_SUPPLIED ENTRIES_
☆ ☆ ☆ ☆

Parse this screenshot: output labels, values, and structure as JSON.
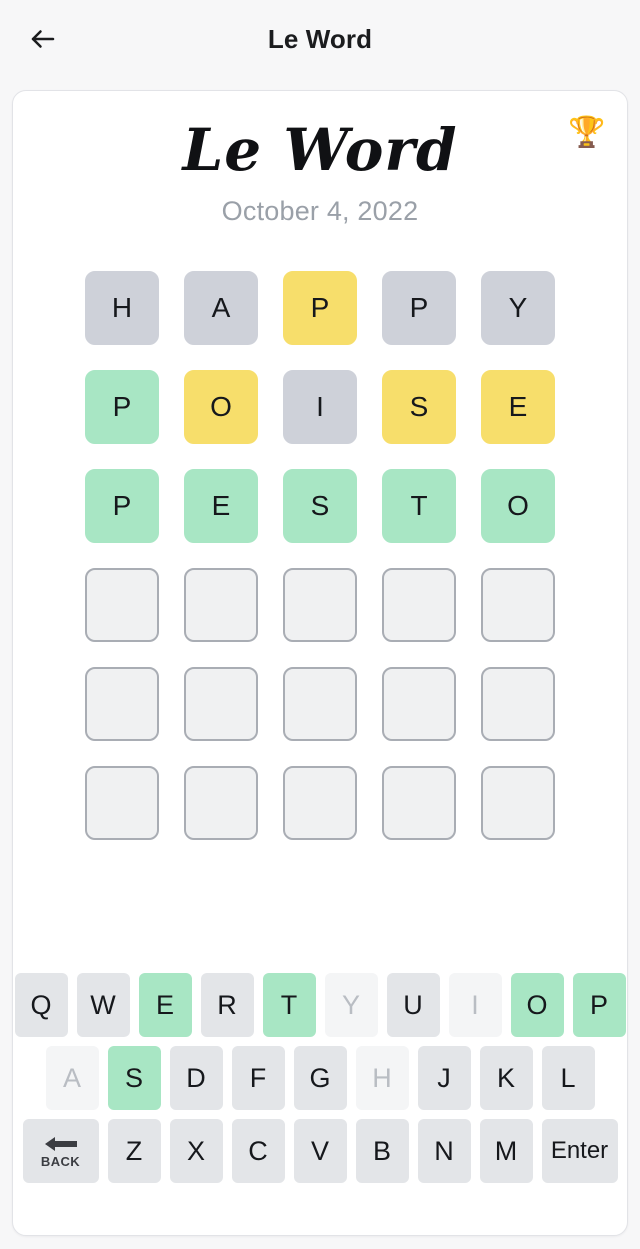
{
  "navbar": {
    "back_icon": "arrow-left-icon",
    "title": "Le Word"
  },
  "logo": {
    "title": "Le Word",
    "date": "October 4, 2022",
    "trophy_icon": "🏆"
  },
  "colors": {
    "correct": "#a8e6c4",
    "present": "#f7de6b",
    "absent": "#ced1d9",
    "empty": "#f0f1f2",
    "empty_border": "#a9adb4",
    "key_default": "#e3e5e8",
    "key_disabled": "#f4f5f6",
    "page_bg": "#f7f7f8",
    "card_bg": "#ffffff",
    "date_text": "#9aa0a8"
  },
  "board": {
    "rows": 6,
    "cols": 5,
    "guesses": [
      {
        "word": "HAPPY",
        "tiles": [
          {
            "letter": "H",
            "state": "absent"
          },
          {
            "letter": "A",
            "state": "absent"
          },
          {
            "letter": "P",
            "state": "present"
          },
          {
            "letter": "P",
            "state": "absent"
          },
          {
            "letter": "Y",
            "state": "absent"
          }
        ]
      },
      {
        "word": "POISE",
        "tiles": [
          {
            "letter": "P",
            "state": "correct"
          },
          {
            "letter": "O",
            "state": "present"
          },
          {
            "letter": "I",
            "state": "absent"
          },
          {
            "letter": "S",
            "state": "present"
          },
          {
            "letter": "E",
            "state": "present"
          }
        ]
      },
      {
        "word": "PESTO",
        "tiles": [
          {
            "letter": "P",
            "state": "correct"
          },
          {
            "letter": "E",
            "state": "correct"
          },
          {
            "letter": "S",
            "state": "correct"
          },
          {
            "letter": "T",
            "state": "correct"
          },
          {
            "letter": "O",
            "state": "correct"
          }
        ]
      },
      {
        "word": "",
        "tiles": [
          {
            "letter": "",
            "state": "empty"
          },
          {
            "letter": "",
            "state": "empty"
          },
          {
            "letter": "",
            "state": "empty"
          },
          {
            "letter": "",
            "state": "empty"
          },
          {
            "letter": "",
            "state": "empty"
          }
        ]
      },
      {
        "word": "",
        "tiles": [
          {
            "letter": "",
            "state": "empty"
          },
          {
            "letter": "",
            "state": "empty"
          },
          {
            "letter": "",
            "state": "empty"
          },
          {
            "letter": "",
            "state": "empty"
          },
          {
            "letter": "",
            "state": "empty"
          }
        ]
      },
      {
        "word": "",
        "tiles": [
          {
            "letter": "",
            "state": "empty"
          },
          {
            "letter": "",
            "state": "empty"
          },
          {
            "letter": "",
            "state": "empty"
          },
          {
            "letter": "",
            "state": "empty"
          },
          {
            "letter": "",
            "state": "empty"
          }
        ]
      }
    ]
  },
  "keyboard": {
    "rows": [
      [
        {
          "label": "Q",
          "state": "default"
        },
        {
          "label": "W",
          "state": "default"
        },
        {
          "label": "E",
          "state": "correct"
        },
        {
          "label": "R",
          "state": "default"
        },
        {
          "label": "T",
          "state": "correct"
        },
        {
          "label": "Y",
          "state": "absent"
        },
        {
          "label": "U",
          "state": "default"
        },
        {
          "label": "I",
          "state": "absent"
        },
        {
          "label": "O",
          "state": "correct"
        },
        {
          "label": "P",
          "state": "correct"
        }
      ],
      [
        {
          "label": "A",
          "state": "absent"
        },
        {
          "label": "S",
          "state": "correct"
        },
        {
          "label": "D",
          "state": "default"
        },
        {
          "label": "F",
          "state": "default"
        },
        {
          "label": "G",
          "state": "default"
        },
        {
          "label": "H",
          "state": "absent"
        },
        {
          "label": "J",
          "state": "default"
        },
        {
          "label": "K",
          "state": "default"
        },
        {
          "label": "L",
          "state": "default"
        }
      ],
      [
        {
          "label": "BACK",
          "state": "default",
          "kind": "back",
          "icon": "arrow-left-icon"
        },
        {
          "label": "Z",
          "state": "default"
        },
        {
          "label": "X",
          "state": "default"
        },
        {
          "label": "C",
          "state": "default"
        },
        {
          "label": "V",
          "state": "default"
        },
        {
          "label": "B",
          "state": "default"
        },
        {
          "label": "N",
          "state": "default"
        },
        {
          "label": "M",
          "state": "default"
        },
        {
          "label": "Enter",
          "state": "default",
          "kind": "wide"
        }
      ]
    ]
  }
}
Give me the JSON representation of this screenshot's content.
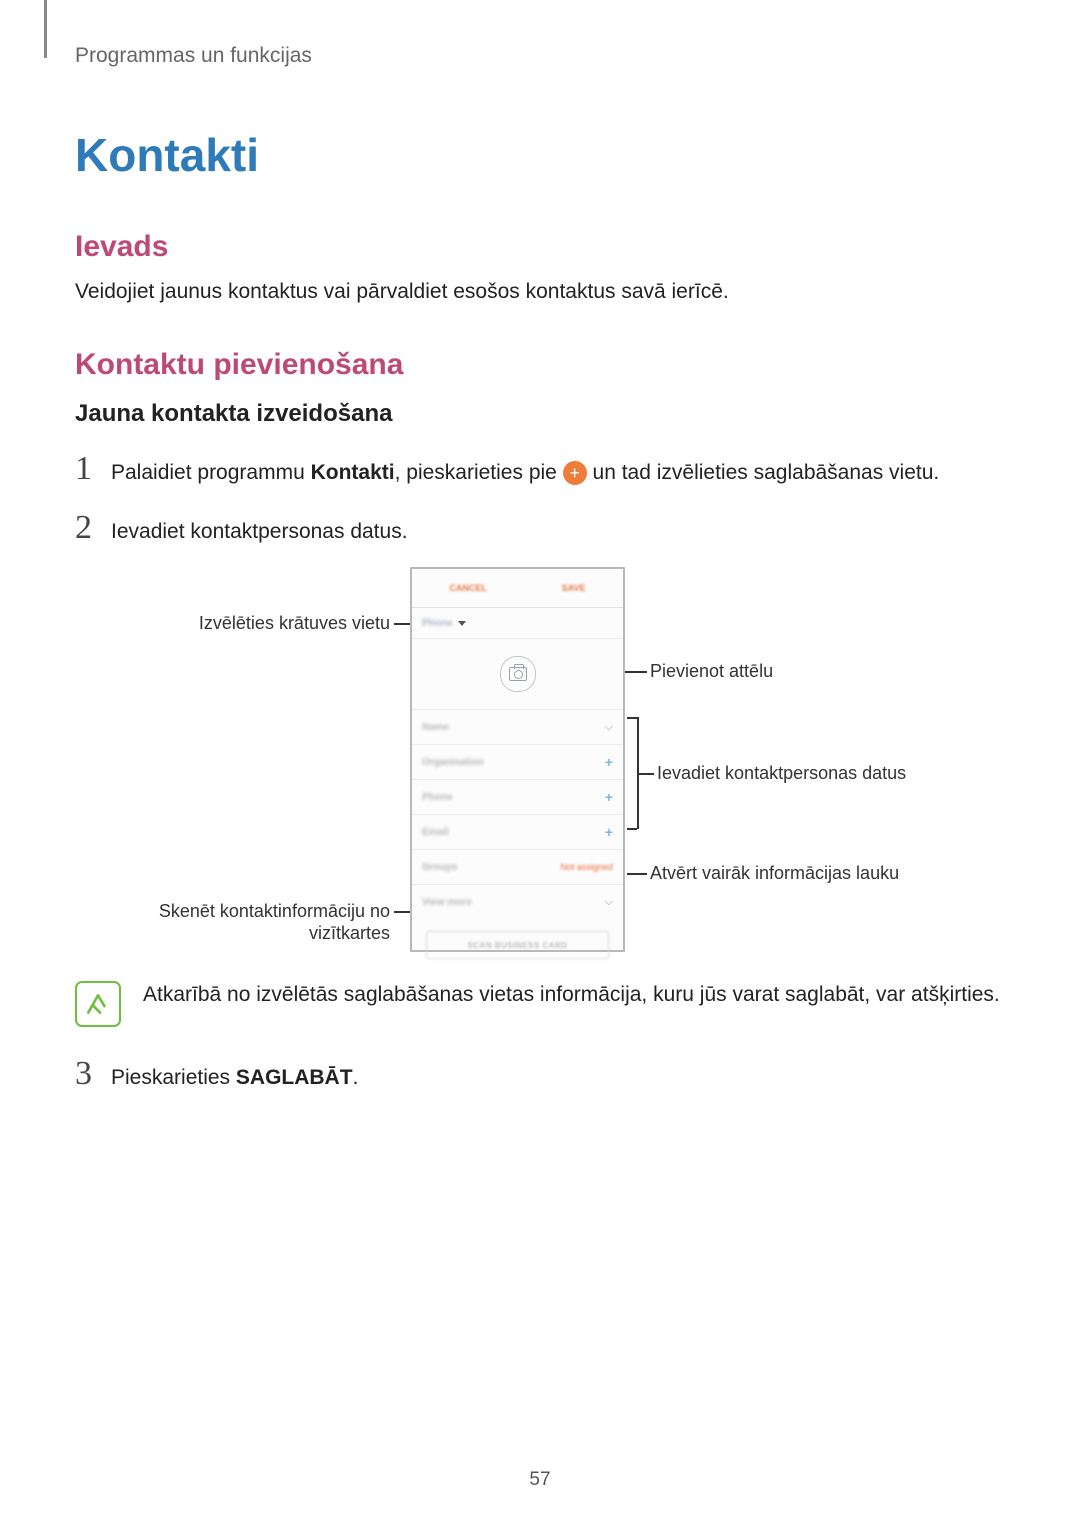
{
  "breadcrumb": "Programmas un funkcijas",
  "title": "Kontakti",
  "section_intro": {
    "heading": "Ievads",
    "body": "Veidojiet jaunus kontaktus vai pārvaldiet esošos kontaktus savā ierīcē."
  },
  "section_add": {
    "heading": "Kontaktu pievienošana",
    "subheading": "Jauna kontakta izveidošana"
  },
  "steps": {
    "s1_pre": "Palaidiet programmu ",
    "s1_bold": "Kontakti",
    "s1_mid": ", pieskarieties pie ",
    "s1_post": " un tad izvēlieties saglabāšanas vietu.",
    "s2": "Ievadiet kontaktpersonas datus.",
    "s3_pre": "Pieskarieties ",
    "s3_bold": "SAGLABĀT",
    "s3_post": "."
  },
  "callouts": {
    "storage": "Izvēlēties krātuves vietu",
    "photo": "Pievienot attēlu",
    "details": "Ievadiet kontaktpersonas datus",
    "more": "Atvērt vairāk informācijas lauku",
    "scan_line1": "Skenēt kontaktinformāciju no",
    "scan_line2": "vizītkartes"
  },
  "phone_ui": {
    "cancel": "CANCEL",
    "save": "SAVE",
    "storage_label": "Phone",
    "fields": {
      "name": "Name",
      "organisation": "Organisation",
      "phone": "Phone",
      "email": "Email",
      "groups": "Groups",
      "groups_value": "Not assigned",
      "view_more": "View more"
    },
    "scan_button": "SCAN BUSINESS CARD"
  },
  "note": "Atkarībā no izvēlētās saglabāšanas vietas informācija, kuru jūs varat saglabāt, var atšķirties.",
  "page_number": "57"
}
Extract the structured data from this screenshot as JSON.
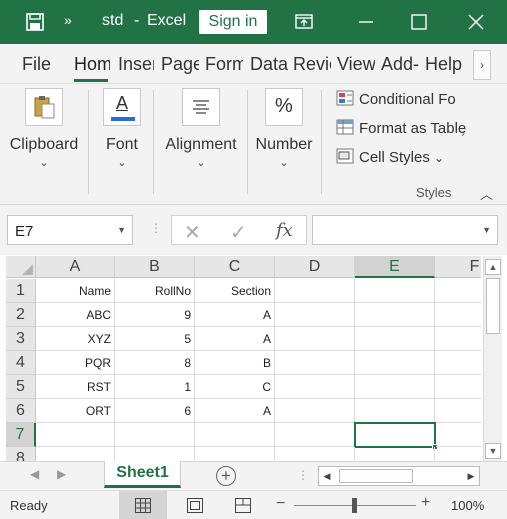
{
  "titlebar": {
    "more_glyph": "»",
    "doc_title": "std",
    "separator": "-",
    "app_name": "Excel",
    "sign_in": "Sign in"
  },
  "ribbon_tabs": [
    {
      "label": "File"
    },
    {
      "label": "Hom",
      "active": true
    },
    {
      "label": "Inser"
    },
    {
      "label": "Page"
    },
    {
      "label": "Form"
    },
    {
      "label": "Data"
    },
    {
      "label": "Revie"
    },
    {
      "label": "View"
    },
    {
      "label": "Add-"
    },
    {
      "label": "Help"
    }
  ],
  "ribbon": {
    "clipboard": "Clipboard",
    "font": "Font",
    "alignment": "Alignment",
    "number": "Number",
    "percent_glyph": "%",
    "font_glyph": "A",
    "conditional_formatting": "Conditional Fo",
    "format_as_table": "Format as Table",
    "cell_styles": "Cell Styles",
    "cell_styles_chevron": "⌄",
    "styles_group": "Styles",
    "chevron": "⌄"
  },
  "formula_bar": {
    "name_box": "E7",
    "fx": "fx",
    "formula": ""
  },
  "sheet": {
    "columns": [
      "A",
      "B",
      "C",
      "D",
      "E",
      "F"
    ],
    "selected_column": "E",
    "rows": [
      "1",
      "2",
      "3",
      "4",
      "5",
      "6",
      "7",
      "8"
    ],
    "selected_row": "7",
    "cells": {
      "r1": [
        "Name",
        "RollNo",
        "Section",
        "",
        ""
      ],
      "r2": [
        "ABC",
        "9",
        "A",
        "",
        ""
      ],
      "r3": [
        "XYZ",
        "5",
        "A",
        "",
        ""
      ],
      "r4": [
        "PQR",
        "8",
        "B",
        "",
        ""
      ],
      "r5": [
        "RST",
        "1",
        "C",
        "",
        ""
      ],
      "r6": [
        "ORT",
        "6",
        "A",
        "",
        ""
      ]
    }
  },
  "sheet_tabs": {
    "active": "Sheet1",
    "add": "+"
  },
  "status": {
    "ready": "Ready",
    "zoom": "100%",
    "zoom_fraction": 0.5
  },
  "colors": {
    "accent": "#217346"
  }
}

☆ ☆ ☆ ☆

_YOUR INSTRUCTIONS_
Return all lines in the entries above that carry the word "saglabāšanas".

_RESPONSE TO THIS TASK_
    "s1_post": " un tad izvēlieties saglabāšanas vietu.",
  "note": "Atkarībā no izvēlētās saglabāšanas vietas informācija, kuru jūs varat saglabāt, var atšķirties.",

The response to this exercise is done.